[Opening DATASET RECORDS section]
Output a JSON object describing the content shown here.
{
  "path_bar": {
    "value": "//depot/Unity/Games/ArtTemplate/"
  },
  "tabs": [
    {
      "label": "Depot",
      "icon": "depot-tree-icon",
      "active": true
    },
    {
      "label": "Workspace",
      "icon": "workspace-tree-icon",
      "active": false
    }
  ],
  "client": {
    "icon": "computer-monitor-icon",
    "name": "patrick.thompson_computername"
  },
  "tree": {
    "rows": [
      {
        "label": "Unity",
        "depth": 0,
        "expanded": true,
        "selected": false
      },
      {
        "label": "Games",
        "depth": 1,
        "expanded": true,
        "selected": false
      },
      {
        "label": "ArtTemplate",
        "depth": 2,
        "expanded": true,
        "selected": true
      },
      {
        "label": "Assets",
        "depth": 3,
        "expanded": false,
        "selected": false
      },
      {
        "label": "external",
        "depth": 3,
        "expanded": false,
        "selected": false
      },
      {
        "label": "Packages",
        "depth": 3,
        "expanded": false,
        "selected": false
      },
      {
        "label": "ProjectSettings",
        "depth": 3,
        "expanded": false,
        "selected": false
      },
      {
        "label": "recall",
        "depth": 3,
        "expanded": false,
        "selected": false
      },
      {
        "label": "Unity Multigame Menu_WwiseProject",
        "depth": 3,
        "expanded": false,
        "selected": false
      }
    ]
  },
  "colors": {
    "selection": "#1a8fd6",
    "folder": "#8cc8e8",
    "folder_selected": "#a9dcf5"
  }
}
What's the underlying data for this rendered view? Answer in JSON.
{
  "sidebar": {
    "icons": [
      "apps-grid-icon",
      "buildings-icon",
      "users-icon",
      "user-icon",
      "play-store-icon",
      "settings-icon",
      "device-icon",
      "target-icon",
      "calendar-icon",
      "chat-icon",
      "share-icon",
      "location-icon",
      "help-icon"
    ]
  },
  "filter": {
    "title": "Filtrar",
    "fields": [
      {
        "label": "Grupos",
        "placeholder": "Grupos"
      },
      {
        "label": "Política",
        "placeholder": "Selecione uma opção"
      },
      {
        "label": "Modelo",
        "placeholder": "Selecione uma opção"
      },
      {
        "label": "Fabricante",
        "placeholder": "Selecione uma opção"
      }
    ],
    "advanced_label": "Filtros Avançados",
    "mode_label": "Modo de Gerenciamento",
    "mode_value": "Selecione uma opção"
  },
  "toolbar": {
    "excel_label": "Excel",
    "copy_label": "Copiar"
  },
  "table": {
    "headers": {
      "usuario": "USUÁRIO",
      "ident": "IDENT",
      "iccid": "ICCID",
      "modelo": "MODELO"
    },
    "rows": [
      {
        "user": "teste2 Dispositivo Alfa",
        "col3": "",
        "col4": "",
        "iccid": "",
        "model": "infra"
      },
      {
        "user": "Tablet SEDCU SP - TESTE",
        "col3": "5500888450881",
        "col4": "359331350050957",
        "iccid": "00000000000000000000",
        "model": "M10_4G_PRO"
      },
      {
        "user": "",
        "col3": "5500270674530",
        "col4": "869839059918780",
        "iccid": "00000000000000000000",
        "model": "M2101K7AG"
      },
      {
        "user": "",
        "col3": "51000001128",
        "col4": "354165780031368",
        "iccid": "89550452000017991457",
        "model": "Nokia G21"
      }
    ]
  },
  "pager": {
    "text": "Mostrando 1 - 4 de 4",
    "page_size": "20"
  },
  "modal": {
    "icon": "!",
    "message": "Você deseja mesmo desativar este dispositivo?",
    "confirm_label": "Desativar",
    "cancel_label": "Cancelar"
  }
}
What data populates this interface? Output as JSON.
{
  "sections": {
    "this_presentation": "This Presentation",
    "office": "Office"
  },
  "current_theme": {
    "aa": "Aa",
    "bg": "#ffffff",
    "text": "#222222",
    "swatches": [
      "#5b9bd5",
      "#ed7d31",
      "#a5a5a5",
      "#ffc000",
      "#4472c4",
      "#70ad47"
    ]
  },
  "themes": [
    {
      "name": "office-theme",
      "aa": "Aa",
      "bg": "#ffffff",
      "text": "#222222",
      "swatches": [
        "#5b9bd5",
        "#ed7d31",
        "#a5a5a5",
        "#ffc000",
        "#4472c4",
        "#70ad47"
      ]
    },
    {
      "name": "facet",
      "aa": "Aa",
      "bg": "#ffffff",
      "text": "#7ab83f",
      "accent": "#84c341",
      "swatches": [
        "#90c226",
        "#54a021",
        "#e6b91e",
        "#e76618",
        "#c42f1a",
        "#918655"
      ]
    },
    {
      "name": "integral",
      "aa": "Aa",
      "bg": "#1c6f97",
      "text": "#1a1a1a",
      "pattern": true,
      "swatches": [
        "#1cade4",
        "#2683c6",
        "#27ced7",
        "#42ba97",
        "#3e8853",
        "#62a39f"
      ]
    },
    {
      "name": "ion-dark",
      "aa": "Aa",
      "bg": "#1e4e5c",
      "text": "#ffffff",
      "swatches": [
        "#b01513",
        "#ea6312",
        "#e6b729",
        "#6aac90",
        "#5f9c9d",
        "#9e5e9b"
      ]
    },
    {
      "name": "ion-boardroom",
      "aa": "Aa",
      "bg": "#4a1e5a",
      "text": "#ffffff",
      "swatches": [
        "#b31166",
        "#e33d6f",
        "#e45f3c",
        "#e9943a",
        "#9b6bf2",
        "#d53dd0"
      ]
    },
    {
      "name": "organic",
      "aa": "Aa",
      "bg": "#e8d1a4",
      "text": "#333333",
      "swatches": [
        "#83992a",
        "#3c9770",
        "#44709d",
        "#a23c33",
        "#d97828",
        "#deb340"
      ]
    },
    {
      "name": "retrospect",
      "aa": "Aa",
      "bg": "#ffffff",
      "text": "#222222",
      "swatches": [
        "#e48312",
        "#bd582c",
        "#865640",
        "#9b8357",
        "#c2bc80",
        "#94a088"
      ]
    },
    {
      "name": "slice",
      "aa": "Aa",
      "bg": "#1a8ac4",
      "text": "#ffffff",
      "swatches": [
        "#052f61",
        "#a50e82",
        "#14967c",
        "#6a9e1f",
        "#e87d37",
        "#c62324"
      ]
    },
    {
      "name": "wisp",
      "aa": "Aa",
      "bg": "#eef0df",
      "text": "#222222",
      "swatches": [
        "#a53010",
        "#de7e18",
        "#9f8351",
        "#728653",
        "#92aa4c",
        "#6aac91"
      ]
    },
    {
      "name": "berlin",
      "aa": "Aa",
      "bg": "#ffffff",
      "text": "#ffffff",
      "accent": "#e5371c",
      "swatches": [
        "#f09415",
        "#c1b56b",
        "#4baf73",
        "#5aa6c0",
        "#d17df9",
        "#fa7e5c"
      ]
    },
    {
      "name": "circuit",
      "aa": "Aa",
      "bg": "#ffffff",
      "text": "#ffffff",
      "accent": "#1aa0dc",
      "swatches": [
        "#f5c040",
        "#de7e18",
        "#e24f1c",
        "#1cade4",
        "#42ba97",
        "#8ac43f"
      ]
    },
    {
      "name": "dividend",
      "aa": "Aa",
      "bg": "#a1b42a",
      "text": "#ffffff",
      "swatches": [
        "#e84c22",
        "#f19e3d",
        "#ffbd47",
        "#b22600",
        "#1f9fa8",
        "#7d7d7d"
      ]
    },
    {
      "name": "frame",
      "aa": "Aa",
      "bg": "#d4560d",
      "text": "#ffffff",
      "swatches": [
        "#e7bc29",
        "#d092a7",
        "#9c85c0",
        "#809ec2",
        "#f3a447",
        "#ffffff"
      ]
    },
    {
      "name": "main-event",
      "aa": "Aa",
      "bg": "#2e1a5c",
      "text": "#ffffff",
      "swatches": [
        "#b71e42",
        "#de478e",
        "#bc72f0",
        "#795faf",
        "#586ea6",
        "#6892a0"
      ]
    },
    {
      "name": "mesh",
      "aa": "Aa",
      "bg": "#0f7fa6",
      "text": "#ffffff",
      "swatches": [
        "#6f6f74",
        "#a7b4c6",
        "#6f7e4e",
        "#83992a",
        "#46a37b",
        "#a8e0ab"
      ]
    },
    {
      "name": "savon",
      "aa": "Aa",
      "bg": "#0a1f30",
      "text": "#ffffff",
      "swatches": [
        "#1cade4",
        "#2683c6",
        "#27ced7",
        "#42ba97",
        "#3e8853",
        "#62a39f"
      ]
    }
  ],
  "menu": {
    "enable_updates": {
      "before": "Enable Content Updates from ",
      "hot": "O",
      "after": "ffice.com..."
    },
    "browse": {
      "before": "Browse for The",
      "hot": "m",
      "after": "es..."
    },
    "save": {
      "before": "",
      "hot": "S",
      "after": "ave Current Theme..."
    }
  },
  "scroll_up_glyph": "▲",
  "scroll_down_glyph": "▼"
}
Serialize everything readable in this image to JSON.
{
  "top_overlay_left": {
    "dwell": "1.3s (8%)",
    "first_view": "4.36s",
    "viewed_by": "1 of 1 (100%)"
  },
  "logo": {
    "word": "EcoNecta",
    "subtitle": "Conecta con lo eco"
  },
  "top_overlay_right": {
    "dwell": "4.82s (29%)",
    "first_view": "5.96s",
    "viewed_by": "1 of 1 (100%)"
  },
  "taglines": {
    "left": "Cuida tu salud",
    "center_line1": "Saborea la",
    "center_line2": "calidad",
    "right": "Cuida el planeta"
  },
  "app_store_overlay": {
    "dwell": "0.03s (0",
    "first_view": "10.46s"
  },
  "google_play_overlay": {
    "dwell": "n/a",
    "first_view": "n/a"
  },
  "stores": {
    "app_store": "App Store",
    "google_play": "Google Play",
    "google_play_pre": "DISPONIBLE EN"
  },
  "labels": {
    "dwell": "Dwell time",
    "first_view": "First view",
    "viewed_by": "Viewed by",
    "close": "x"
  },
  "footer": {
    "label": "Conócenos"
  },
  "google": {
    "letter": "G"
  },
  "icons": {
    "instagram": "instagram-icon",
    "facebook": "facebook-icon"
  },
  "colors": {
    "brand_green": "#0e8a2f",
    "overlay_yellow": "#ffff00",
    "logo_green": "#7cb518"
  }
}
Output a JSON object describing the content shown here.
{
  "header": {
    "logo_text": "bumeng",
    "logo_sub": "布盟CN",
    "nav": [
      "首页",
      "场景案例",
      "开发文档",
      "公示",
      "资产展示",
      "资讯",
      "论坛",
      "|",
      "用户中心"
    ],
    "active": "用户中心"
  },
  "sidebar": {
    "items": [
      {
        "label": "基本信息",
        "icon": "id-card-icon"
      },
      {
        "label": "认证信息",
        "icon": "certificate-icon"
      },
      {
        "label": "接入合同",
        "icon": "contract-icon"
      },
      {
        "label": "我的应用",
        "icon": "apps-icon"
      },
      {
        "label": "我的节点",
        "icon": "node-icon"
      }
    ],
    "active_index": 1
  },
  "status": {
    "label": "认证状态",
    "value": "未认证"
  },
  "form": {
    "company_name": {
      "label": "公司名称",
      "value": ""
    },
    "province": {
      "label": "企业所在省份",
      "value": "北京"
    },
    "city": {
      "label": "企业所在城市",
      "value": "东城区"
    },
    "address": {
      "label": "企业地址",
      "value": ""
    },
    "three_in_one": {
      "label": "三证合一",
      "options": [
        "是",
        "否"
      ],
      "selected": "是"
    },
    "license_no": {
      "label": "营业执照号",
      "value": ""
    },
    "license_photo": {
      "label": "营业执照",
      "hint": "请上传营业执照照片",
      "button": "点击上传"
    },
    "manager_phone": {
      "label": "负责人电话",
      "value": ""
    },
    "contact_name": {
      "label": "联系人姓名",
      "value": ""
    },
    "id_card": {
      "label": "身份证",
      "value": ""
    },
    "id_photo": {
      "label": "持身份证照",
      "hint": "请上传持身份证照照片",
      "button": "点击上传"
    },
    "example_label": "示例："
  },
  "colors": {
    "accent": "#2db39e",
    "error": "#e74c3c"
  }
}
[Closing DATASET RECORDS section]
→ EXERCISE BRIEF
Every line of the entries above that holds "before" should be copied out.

→ RESPONSE AREA
      "before": "Enable Content Updates from ",
      "before": "Browse for The",
      "before": "",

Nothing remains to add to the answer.